The 29th anniversary of student protests that brought down the totalitarian regime in 1989 found both Czechs and Slovaks protesting again.
On November 15, a massive protest gathering took place in Prague in reaction to the latest revelations about the reported corruption affairs of the Czech PM Andrej Babiš. For Slovaks, the November 16 gatherings were the tenth in the series of the For a Decent Slovakia protests that started in March, following the murder of investigative journalist Ján Kuciak and his fiancée Martina Kušnírová.
"We are here because this is where we need to be," Zuzana Mistríková, one of the leaders of the 1989 student movement, told the crowd.
November 1989 legacy
The biggest gathering took place in Bratislava, where the crowd was estimated at up to 18,000, according to the Sme daily.
Faces of the Velvet Revolution stood on stage at the SNP Square once again. People responded by chanting the slogans of the revolution, like "This is it!" and ringing their keys. The iconic song of November 1989, Modlitba pro Martu (Prayer for Marta), also sounded on the square.
"We will win when corrupt power is definitively defeated," Zajac said in his address to the crowd, adding that the process has already started as shown in the recent municipal elections.
Gál told the crowd that when he returns back home to Prague, where he lives, he will be able to say that he met a gathering of citizens rather than just a crowd in Bratislava.Read also:Read more
"Our mission is to bring down fences that divide nations and states, rather than build barriers with empty talk," Gál told the protest-goers, and reminded them not to forget those "who do not sit at full tables".

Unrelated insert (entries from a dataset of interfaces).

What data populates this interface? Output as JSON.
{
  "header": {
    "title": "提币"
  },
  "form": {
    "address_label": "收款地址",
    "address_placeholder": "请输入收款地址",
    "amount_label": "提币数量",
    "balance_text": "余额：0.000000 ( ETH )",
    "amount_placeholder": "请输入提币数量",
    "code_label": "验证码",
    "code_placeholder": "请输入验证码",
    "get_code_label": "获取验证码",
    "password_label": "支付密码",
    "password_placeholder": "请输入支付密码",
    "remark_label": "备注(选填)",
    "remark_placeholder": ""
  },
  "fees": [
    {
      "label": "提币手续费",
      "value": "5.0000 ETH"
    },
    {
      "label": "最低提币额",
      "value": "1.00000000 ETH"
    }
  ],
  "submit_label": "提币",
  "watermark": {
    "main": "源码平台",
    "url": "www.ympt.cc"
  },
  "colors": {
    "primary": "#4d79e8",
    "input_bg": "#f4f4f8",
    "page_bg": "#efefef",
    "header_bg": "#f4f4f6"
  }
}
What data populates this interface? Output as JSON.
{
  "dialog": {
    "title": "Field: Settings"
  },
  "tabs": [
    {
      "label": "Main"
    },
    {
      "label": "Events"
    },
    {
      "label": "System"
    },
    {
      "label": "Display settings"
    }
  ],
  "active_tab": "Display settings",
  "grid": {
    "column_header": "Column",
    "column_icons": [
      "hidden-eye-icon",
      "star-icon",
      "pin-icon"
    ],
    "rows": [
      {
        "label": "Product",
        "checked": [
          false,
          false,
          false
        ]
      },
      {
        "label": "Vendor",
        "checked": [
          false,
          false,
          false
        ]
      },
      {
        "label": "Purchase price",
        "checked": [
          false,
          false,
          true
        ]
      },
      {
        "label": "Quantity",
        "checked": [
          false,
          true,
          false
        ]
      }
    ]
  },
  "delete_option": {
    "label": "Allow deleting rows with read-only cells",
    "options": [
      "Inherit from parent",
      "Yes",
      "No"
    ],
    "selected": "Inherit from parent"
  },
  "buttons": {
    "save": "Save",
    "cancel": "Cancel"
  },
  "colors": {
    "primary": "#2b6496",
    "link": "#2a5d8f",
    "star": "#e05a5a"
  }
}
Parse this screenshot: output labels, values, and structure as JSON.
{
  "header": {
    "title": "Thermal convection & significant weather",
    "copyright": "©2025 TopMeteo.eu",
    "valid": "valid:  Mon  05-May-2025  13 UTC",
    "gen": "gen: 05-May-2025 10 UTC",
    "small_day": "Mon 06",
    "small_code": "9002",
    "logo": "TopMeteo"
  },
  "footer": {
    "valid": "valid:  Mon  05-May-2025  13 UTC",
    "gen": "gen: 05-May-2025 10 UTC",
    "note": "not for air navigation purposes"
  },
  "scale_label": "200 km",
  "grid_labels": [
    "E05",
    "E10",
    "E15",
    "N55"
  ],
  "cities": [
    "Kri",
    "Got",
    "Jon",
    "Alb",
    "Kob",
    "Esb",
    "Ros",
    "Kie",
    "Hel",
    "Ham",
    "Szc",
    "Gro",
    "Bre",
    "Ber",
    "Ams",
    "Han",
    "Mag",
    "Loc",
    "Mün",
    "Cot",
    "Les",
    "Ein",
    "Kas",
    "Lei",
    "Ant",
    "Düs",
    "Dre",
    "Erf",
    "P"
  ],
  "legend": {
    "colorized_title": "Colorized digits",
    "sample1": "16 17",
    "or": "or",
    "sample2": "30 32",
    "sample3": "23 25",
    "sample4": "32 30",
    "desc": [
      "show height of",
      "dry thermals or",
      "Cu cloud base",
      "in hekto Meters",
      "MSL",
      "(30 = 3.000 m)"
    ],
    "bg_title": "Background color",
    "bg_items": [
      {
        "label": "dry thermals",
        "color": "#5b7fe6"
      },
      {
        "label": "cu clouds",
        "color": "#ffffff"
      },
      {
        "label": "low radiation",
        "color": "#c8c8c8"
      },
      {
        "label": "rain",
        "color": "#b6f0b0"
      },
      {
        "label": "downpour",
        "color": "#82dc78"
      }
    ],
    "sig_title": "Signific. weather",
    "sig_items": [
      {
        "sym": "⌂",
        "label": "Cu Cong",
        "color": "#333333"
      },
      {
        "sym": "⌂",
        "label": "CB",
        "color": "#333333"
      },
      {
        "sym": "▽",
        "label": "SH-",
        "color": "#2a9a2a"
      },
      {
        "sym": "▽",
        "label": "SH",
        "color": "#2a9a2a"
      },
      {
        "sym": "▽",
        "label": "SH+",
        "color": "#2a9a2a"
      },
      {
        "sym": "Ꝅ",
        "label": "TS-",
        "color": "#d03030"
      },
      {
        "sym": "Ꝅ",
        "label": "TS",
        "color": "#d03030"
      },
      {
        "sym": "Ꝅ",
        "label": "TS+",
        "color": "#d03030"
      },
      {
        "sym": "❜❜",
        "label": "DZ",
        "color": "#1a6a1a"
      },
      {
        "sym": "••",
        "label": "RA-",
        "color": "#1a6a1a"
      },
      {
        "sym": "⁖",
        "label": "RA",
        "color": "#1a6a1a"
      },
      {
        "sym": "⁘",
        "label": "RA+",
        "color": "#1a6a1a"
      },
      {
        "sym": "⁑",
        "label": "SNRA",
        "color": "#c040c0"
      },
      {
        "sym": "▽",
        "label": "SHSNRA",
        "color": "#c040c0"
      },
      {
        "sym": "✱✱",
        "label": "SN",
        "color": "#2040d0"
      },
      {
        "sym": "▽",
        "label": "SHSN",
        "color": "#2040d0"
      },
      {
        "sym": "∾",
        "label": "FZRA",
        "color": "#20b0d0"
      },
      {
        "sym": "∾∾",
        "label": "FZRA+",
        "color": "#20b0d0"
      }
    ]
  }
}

"They are us too," Gál said.
Protesters called on Pellegrini
The Bratislava gathering took place after the atmosphere in Slovakia escalated once again over the past week.
The Denník N daily published an analysis of the doctoral thesis of Andrej Danko, detailing how it was copied from other authors and calling Danko a plagiarist.
Organisers of the For a Decent Slovakia protests described the investigation they were subject to by the police, based on an anonymous criminal complaint against them for organising an alleged coup and being paid from abroad.
These issues, as well as the recent verbal attack the former prime minister launched against journalists, were mentioned repeatedly on the stage in Bratislava.Read more
The protest organisers Karolína Farská and Juraj Šeliga called on Prime Minister Peter Pellegrini not to let his predecessor drag Slovakia into the direction that Viktor Orbán is dragging Hungary.
"Finally send the Ficos and the Kaliňáks into political oblivion," Šeliga said.
Remembering Ján Kuciak
A group of journalists also appeared on the stage to stress the need for free media in a democracy, and to pay respect to their murdered colleague. Czech journalist and close collaborator of Ján Kuciak, Pavla Holcová, addressed the gathering. She told the people how the murder hit her.
"You helped us to get over our trauma by coming out to the squares," Holcová told the protesters, and pledged on behalf of her colleagues to finish the work Kuciak started.
Leading Hungarian intellectual, former dissident and former OSCE high representative for media freedom Miklós Harszti came to Bratislava to speak to the gathering too. He reminded Slovaks that the nations of Central Europe won freedom 30 years ago, but now they need to fight for it once again because those in power in all the Visegrad Group (Slovakia, Czechia, Hungary, Poland) want to take it away from the people.
Haraszti thanked the people of Slovakia that they are protecting the values of democracy.
16. Nov 2018 at 19:37 | Michaela Terenzani